Eating her down there is one of the nicest things you can do for her, to help her achieve climax, without actually having intercourse with her. Otherwise known as cunnilingus, eating her down there is considered an outercourse, which means that no real penetration of sexual organs is involved. However, there is nothing to deny the fact that it is one of the nicest things a woman can experience sexually.
Whether you prepare her for the actual coitus or if you just want her to feel good, you need to make sure that when you give her head, it's not that you measure her very sensitive parts. You want to bring her pleasure, not pain. Although some girls would find it harder than most, girls would prefer to be dirty and tender in general. When the excitement intensifies, however, you can change the rhythm to faster and with more wild abandon than when you first start.
When you eat a girl, you do not go straight down on her and lick her high with a wild and wild abandonment. You have to get her in the right mood, so she wouldn't feel stuck and tense when you start nibbling her down there. The right prelude is the key to this. Let her relax, kiss her and stroke her erogenous zones. You should tease her by nibbling her neck, sucking on her nipples, stroking her thighs with your lips and leaving a flaming trace of kissing from her navel down to her high, just before her clit focuses on leaving kisses with alternating sucking on her legs and thighs before you actually place your mouth in front of her love channel.
You can blow warm breaths directly into her vagina to increase her sexual arousal. By licking her clit with the tip of her tongue and sliding her slit and kissing her labia, she would make her ask you to do it to her, instantly lick and suck in her vagina while pressing the tongue inside, just like in real coitus.
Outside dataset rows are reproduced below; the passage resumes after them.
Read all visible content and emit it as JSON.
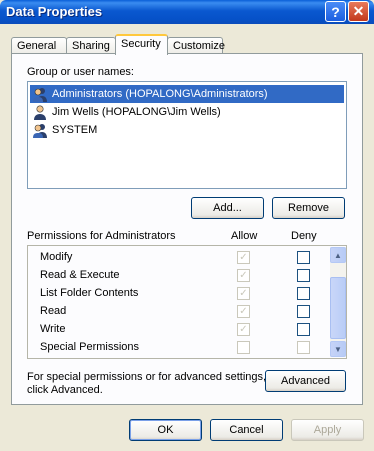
{
  "window": {
    "title": "Data Properties",
    "help_glyph": "?",
    "close_glyph": "✕"
  },
  "tabs": [
    {
      "label": "General"
    },
    {
      "label": "Sharing"
    },
    {
      "label": "Security",
      "active": true
    },
    {
      "label": "Customize"
    }
  ],
  "group": {
    "label": "Group or user names:",
    "users": [
      {
        "name": "Administrators (HOPALONG\\Administrators)",
        "selected": true,
        "icon": "users-group-icon"
      },
      {
        "name": "Jim Wells (HOPALONG\\Jim Wells)",
        "selected": false,
        "icon": "user-icon"
      },
      {
        "name": "SYSTEM",
        "selected": false,
        "icon": "users-group-icon"
      }
    ],
    "add_label": "Add...",
    "remove_label": "Remove"
  },
  "permissions": {
    "header": "Permissions for Administrators",
    "allow_header": "Allow",
    "deny_header": "Deny",
    "rows": [
      {
        "name": "Modify",
        "allow": true,
        "allow_disabled": true,
        "deny": false
      },
      {
        "name": "Read & Execute",
        "allow": true,
        "allow_disabled": true,
        "deny": false
      },
      {
        "name": "List Folder Contents",
        "allow": true,
        "allow_disabled": true,
        "deny": false
      },
      {
        "name": "Read",
        "allow": true,
        "allow_disabled": true,
        "deny": false
      },
      {
        "name": "Write",
        "allow": true,
        "allow_disabled": true,
        "deny": false
      },
      {
        "name": "Special Permissions",
        "allow": false,
        "allow_disabled": true,
        "deny": false,
        "deny_disabled": true
      }
    ]
  },
  "advanced": {
    "note_line1": "For special permissions or for advanced settings,",
    "note_line2": "click Advanced.",
    "button_label": "Advanced"
  },
  "footer": {
    "ok_label": "OK",
    "cancel_label": "Cancel",
    "apply_label": "Apply"
  },
  "colors": {
    "title_bar": "#0a58d0",
    "selection": "#316ac5",
    "dialog_bg": "#ece9d8"
  }
}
If you want to make your woman happy and satisfied, you must always follow her responses to what you do for her. If she bumps and squirming, she definitely likes what you do with you. But if she shoots at you and seems to close her legs, it's probably because she might feel hurt or that it has been too much on her clitoris, which makes her uncomfortable. The key to making her happy is to always be on the lookout for her reactions. You can then continue or change your strategy based on such reactions.